▶ _Activity_
Return a copy of every line in the records that includes the word "void".

### Data extract

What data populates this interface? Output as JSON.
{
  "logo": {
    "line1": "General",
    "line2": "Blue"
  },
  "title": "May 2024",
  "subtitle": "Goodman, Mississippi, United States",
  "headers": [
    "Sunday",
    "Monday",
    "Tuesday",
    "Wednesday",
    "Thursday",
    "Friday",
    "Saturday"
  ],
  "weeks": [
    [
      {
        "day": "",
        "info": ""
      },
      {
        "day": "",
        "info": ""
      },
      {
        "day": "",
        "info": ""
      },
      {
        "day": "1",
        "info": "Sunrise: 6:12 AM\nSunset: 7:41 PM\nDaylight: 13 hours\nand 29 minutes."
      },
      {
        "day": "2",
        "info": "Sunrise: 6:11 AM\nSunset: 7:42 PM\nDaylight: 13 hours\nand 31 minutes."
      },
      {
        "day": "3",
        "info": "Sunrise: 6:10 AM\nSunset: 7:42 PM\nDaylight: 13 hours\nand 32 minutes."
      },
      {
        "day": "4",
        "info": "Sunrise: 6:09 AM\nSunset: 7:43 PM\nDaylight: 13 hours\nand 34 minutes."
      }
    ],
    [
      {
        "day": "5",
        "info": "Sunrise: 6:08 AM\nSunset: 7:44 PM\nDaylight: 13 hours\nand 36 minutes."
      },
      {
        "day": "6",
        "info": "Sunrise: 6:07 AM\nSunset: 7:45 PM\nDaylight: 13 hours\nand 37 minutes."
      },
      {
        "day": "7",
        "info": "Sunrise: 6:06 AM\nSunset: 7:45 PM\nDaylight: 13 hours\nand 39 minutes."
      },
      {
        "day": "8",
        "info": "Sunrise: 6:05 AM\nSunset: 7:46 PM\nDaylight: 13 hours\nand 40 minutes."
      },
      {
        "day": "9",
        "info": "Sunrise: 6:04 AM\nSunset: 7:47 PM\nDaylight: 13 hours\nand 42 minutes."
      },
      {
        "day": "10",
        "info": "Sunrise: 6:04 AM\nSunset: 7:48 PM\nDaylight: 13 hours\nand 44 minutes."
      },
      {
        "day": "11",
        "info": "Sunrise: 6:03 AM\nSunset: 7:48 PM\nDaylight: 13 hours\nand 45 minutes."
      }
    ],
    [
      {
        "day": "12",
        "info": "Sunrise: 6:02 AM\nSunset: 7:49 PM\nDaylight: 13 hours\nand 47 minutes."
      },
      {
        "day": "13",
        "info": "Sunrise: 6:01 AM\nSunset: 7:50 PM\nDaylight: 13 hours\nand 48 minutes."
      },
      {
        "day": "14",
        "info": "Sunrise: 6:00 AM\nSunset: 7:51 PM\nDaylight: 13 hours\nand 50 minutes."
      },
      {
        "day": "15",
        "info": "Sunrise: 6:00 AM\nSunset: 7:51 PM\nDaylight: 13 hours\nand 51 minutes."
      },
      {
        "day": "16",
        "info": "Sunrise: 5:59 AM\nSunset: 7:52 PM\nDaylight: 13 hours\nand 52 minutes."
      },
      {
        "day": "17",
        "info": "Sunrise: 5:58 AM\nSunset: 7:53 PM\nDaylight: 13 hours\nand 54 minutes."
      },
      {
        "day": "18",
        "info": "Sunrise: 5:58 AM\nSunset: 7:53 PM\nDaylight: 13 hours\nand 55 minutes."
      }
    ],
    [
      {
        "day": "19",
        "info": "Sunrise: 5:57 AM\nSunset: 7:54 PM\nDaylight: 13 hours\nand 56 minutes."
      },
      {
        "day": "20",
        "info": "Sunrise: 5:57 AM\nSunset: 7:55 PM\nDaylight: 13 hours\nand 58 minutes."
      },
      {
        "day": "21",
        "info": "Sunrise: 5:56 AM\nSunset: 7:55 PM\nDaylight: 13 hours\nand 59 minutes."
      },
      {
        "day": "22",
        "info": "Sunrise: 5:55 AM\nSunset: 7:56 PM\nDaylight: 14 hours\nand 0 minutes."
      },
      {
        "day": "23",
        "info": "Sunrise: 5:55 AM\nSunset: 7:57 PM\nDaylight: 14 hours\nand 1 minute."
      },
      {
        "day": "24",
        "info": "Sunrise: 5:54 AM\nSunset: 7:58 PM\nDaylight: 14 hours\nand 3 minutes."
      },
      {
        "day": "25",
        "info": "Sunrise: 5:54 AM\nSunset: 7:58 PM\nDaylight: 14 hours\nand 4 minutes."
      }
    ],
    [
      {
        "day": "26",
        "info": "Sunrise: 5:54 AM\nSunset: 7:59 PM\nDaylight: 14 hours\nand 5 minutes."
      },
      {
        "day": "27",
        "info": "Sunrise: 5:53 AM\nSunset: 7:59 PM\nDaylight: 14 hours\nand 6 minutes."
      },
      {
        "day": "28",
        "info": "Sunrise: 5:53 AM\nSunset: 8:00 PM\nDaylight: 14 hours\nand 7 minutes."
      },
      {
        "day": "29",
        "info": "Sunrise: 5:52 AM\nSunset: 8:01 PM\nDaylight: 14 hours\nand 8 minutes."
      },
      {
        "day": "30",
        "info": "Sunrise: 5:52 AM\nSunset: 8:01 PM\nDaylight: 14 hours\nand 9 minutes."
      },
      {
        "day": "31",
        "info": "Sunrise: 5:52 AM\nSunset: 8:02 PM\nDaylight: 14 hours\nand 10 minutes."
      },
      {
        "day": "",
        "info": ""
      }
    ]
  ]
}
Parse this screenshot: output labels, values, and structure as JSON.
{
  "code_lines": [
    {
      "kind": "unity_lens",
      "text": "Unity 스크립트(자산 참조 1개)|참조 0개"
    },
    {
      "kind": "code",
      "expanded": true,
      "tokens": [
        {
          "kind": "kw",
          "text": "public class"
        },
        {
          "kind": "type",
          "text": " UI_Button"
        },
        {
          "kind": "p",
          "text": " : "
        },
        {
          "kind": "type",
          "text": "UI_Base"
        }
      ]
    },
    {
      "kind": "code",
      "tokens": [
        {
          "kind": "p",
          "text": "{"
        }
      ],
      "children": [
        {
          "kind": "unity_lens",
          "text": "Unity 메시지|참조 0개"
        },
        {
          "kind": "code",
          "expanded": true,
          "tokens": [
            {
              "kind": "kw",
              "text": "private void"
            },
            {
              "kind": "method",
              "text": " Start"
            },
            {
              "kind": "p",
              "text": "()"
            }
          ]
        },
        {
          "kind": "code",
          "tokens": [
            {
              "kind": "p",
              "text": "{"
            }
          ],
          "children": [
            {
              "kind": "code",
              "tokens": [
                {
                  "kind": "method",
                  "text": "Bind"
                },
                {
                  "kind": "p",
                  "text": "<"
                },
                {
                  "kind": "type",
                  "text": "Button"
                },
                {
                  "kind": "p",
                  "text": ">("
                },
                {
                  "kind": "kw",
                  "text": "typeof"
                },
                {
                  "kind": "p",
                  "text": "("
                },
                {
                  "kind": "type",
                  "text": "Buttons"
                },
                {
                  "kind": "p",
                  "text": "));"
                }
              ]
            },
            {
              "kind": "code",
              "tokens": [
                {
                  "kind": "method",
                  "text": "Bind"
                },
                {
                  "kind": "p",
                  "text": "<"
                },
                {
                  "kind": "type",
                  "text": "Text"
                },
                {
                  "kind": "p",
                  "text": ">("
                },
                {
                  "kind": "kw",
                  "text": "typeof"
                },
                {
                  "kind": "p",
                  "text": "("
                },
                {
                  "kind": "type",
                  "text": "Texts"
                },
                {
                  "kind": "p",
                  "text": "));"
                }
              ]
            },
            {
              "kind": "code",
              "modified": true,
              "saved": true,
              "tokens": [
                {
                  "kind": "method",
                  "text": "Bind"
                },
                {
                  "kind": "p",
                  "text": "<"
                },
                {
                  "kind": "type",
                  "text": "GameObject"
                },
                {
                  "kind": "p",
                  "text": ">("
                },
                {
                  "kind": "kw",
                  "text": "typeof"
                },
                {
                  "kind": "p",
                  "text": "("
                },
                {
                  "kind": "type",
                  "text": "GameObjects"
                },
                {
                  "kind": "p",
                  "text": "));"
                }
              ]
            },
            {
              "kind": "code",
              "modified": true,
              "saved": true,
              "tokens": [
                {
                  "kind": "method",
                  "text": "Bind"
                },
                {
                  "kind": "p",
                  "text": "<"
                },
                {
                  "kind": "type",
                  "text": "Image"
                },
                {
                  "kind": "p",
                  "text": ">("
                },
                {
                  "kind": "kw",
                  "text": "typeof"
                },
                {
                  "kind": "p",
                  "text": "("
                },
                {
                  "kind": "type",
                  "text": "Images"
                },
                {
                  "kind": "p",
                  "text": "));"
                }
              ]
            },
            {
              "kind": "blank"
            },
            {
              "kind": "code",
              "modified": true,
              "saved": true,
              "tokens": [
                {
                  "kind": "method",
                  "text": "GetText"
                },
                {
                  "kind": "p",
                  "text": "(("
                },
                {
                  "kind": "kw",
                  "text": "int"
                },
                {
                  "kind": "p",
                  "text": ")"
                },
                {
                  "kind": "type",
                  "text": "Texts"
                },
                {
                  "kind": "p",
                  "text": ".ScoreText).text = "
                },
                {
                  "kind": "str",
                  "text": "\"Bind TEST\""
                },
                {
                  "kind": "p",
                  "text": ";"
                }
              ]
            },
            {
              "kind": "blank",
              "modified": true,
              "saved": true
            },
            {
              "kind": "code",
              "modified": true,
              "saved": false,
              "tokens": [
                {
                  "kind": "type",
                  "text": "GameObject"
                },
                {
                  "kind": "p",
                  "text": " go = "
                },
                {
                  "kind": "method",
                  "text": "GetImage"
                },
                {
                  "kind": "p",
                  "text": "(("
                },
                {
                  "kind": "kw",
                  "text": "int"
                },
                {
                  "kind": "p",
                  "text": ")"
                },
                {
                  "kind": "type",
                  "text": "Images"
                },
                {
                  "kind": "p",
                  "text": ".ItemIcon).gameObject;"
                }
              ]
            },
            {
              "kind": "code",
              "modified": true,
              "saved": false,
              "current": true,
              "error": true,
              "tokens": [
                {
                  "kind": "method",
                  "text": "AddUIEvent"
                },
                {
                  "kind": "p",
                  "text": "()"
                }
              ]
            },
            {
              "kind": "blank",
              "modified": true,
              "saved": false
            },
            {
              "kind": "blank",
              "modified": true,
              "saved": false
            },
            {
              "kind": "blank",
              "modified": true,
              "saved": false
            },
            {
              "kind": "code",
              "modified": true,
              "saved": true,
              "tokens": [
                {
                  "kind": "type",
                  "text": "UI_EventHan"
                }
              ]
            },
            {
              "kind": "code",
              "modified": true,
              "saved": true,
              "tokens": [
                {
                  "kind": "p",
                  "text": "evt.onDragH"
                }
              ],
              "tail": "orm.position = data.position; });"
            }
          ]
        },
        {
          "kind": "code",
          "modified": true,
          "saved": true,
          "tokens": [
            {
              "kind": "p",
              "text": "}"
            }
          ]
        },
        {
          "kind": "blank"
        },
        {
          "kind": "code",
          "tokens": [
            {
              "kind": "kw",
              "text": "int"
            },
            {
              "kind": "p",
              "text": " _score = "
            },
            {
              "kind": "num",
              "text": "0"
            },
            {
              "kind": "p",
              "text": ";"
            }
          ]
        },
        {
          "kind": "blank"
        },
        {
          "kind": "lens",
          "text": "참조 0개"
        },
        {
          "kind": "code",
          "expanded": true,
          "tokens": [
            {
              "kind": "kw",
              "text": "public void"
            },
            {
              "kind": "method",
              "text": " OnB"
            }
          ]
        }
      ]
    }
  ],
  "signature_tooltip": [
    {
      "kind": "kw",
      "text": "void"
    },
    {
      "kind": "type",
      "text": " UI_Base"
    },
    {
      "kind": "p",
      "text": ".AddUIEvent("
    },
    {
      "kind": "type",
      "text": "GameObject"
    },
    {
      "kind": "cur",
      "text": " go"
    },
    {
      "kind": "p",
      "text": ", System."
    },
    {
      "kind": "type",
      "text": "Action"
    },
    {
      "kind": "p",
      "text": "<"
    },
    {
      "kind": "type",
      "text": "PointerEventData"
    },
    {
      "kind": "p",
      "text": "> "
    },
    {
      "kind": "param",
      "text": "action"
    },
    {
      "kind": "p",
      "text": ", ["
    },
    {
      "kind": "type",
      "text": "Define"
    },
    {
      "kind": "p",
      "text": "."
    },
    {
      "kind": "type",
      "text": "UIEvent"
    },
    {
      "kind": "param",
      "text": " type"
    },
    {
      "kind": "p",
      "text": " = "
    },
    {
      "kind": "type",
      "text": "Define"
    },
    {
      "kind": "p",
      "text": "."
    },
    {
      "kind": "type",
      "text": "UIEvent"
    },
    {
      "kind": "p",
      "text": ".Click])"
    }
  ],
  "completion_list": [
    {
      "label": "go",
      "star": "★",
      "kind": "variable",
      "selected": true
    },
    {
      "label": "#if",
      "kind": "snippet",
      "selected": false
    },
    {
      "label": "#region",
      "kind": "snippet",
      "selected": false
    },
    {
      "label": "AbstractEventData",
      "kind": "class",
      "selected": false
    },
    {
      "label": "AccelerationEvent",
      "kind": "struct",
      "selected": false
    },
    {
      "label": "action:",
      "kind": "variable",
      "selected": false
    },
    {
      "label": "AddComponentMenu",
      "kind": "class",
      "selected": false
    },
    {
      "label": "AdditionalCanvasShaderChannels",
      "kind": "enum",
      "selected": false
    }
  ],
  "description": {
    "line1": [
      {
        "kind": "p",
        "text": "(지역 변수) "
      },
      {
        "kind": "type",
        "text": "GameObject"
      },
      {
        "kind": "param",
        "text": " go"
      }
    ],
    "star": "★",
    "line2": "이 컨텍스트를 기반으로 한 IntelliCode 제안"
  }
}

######

▶ _Solution to the exercise_
              "text": "private void"
              "text": "public void"
      "text": "void"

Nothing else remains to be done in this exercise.